- Eo = Eored (reduction) – Eored (oxidation)

- Spontaneous redox reaction
- positive Eo (standard conditions)
- positive E (non-standard conditions)
- negative DG

- Non-spontaneous redox reactions:
- negative Eo
- negative E
- positive DG

- The change in Gibbs free energy is related to the emf of a redox reaction by the equation:
DG = -nFE

where DG = change in Gibbs free energy

n = number of electrons transferred

F = Faraday’s constant = 96,485 J/V.mol

E = emf under nonstandard conditions

(I will give you this equation and the value of F on your exam.)

- Under standard conditions, this equation becomes:
DGo = -nFEo

where DGo = standard Gibbs free energy change

n = number of electrons transferred

F = Faraday’s constant = 96,485 J/V.mol

Eo = emf under standard conditions

(I will give you this equation and the value of F on your exam.)

- You can use the value of Eo to calculate the value of DGo and the equilibrium constant, K, for the reaction.
- DGo = -nFEo
- DGo = -RTlnK

Example: Use the standard reduction potentials listed in Appendix E of your text to calculate the equilibrium constant for the following reaction at 298K.

3 Ce4+ (aq) + Bi(s) + H2O (l) 3 Ce3+ (aq) + BiO+ (aq) + 2 H+ (aq)

Step 1: Calculate the value for Eo:

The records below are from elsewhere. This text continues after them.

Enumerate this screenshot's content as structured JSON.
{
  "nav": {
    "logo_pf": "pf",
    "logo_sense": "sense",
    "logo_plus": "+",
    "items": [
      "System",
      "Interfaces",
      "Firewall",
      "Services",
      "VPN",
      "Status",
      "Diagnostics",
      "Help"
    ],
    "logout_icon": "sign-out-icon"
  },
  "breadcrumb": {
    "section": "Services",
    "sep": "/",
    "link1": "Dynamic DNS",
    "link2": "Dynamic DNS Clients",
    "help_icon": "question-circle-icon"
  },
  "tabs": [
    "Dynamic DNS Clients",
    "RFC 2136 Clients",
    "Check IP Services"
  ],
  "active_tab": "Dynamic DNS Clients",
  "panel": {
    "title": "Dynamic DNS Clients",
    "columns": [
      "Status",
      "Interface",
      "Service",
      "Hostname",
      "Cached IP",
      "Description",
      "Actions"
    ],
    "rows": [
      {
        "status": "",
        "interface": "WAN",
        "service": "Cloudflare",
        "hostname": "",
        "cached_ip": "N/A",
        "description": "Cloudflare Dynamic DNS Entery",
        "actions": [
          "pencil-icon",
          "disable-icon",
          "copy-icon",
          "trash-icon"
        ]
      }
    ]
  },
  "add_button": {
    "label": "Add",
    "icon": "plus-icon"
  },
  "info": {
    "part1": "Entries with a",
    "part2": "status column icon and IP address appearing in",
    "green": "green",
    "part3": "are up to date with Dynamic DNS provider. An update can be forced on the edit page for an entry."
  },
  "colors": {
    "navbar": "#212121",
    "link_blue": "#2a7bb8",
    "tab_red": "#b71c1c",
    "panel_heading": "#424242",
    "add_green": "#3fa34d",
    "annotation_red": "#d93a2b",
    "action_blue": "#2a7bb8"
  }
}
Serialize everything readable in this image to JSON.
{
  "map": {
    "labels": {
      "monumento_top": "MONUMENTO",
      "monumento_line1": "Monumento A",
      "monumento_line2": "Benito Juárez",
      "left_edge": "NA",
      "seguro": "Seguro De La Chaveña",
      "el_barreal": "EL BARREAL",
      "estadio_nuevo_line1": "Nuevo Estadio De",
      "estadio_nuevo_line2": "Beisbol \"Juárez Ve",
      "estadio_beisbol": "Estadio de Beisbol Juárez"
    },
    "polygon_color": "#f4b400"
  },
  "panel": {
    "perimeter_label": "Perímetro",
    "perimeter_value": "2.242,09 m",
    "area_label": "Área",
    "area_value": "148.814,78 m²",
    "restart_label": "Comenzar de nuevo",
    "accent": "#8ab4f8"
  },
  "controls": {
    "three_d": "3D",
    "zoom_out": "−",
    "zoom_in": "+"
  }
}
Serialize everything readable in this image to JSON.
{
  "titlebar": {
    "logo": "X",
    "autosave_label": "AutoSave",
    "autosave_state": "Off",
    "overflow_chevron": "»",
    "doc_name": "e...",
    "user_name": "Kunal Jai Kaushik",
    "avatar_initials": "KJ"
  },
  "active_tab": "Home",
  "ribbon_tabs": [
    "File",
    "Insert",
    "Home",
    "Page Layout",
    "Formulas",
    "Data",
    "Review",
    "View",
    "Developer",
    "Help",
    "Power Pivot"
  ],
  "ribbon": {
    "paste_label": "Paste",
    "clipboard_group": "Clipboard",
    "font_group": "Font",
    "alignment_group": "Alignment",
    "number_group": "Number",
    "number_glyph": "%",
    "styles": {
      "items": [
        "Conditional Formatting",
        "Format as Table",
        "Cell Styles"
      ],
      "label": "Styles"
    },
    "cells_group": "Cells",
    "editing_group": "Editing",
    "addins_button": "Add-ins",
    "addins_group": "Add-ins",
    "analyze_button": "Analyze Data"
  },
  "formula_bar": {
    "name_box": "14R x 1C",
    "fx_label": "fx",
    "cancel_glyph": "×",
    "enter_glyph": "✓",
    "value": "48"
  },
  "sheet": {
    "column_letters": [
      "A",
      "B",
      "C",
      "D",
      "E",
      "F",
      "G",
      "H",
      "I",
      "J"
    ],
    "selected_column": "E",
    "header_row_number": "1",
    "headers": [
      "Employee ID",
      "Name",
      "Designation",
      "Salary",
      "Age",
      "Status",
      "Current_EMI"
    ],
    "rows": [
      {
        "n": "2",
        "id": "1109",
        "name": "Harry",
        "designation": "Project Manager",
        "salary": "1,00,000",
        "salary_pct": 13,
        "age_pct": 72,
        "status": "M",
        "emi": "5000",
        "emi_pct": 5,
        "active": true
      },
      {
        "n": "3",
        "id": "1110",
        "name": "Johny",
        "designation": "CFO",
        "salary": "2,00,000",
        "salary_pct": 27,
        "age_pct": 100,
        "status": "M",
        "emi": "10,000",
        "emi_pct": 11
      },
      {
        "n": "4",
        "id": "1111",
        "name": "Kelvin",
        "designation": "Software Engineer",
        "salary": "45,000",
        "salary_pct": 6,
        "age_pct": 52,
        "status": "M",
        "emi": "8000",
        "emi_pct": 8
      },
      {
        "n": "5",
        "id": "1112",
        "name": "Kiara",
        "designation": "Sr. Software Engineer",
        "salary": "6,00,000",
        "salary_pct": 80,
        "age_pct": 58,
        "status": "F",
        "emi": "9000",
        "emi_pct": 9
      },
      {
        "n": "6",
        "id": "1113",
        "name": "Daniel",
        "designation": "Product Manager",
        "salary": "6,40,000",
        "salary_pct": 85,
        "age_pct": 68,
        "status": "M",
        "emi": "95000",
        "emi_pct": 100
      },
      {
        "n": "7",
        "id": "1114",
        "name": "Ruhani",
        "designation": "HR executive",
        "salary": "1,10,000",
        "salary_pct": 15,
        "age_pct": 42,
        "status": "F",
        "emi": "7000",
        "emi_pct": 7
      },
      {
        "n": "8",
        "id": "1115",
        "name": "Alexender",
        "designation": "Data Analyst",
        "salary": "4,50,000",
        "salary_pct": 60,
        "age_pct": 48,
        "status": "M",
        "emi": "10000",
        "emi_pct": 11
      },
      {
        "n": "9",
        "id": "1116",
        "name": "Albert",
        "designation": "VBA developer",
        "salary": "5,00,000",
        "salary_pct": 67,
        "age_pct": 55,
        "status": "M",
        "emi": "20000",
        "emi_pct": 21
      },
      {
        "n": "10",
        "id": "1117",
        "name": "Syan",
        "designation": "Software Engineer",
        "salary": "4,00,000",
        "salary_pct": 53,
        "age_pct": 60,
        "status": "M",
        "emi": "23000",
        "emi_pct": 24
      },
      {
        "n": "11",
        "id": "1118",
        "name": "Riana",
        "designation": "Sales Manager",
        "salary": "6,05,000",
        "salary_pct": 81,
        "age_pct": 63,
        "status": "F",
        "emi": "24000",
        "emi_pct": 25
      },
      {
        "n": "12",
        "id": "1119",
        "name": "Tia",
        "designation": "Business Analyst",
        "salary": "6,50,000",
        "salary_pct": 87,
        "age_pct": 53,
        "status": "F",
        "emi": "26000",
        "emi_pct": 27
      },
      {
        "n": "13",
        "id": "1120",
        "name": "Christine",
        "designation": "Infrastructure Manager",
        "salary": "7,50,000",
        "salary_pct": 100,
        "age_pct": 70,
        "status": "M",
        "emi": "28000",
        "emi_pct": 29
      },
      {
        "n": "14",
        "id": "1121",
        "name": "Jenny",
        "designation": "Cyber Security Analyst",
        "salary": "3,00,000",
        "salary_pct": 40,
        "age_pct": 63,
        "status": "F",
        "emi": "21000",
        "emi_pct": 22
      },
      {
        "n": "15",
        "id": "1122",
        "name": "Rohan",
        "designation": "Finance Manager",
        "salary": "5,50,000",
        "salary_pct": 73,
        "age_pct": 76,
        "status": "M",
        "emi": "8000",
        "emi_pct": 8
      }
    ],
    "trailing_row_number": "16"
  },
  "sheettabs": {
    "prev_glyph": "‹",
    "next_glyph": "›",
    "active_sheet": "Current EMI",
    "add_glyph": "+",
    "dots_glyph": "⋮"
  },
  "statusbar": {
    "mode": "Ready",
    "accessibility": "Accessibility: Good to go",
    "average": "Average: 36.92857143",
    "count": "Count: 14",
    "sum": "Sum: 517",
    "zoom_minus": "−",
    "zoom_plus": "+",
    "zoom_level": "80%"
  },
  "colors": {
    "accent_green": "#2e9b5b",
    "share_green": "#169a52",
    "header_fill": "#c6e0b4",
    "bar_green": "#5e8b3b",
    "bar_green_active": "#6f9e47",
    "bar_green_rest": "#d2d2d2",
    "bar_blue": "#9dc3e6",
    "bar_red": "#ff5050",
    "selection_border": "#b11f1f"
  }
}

Step 2: Calculate the value of DGo:

Step 3: Calculate the value of K:

Example: What is the effect on the emf of the cell described by the following equation when the following changes are made:

2 Fe3+ (aq) + H2 (g) 2 Fe2+ (aq) + 2 H+ (aq)

The pressure of hydrogen gas in the anode compartment is increased?

Iron (III) nitrate is added to the cathode compartment?

Sodium hydroxide is added to the anode compartment?

- The emf of a redox reaction varies with temperature and with the concentrations of reactants and products.
- The Nernst equation relates the emf under nonstandard conditions to the standard emf and the reaction quotient.
E = Eo- (RT/nF)lnQ

- Converting from natural log to log base 10 and assuming that T = 298 K, the Nernst Equation becomes:
E = Eo – 0.0592 log Q

n

where n = the number of electrons transferred

Q = reaction quotient

(I will give you this equation. You need to be able to use this equation)

Example: Calculate the emf generated by the following reaction when [Al3+] = 4.0 x 10-3 M and [I-] = 0.010 M at 298K.

2 Al (s) + 3 I2 (s) 2 Al3+ (aq) + 6 I- (aq)

Step 1: Calculate Eo

- Step 2: Calculate Q
- Step 3: Calculate E using the Nernst Eq’n: